- **The problem**:
Although the entries contain pictures, your copy should hold only their exact text.

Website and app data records
┌────────
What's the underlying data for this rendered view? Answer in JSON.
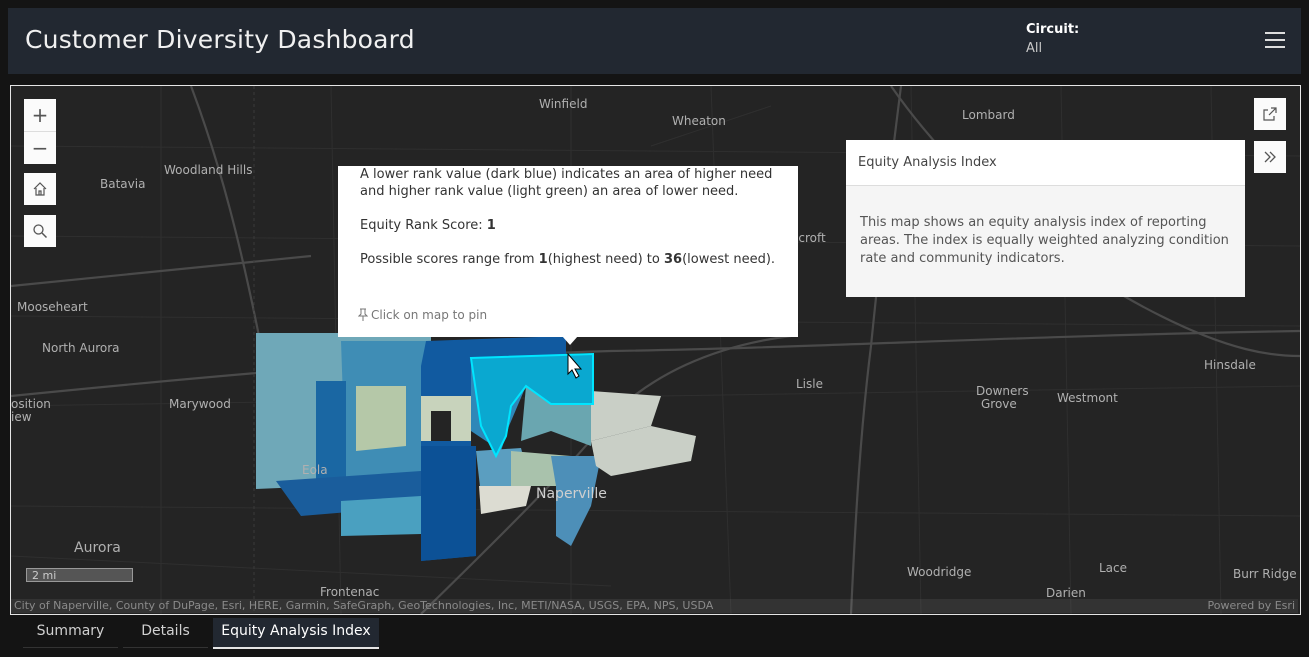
{
  "header": {
    "title": "Customer Diversity Dashboard",
    "circuit_label": "Circuit:",
    "circuit_value": "All"
  },
  "map": {
    "places": [
      "Winfield",
      "Wheaton",
      "Lombard",
      "Woodland Hills",
      "Batavia",
      "Mooseheart",
      "North Aurora",
      "Marywood",
      "Lisle",
      "Downers Grove",
      "Westmont",
      "Hinsdale",
      "Eola",
      "Naperville",
      "Aurora",
      "Frontenac",
      "Woodridge",
      "Lace",
      "Darien",
      "Burr Ridge",
      "ecroft",
      "osition iew"
    ],
    "scale_label": "2 mi",
    "attribution": "City of Naperville, County of DuPage, Esri, HERE, Garmin, SafeGraph, GeoTechnologies, Inc, METI/NASA, USGS, EPA, NPS, USDA",
    "powered_by": "Powered by Esri"
  },
  "popup": {
    "line1": "A lower rank value (dark blue) indicates an area of higher need and higher rank value (light green) an area of lower need.",
    "score_label": "Equity Rank Score: ",
    "score_value": "1",
    "range_prefix": "Possible scores range from ",
    "range_low": "1",
    "range_mid": "(highest need) to ",
    "range_high": "36",
    "range_suffix": "(lowest need).",
    "pin_label": "Click on map to pin"
  },
  "legend": {
    "title": "Equity Analysis Index",
    "description": "This map shows an equity analysis index of reporting areas. The index is equally weighted analyzing condition rate and community indicators."
  },
  "tabs": [
    {
      "label": "Summary"
    },
    {
      "label": "Details"
    },
    {
      "label": "Equity Analysis Index"
    }
  ],
  "colors": {
    "header_bg": "#222831",
    "dark_blue": "#0d5a9b",
    "mid_blue": "#2f87b8",
    "teal": "#5aa8b8",
    "light_green": "#a8c4a8",
    "highlight": "#00e5ff"
  }
}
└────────
- **Task solution**:
What's the underlying data for this rendered view? Answer in JSON.
{
  "header": {
    "title": "Customer Diversity Dashboard",
    "circuit_label": "Circuit:",
    "circuit_value": "All"
  },
  "map": {
    "places": [
      "Winfield",
      "Wheaton",
      "Lombard",
      "Woodland Hills",
      "Batavia",
      "Mooseheart",
      "North Aurora",
      "Marywood",
      "Lisle",
      "Downers Grove",
      "Westmont",
      "Hinsdale",
      "Eola",
      "Naperville",
      "Aurora",
      "Frontenac",
      "Woodridge",
      "Lace",
      "Darien",
      "Burr Ridge",
      "ecroft",
      "osition iew"
    ],
    "scale_label": "2 mi",
    "attribution": "City of Naperville, County of DuPage, Esri, HERE, Garmin, SafeGraph, GeoTechnologies, Inc, METI/NASA, USGS, EPA, NPS, USDA",
    "powered_by": "Powered by Esri"
  },
  "popup": {
    "line1": "A lower rank value (dark blue) indicates an area of higher need and higher rank value (light green) an area of lower need.",
    "score_label": "Equity Rank Score: ",
    "score_value": "1",
    "range_prefix": "Possible scores range from ",
    "range_low": "1",
    "range_mid": "(highest need) to ",
    "range_high": "36",
    "range_suffix": "(lowest need).",
    "pin_label": "Click on map to pin"
  },
  "legend": {
    "title": "Equity Analysis Index",
    "description": "This map shows an equity analysis index of reporting areas. The index is equally weighted analyzing condition rate and community indicators."
  },
  "tabs": [
    {
      "label": "Summary"
    },
    {
      "label": "Details"
    },
    {
      "label": "Equity Analysis Index"
    }
  ],
  "colors": {
    "header_bg": "#222831",
    "dark_blue": "#0d5a9b",
    "mid_blue": "#2f87b8",
    "teal": "#5aa8b8",
    "light_green": "#a8c4a8",
    "highlight": "#00e5ff"
  }
}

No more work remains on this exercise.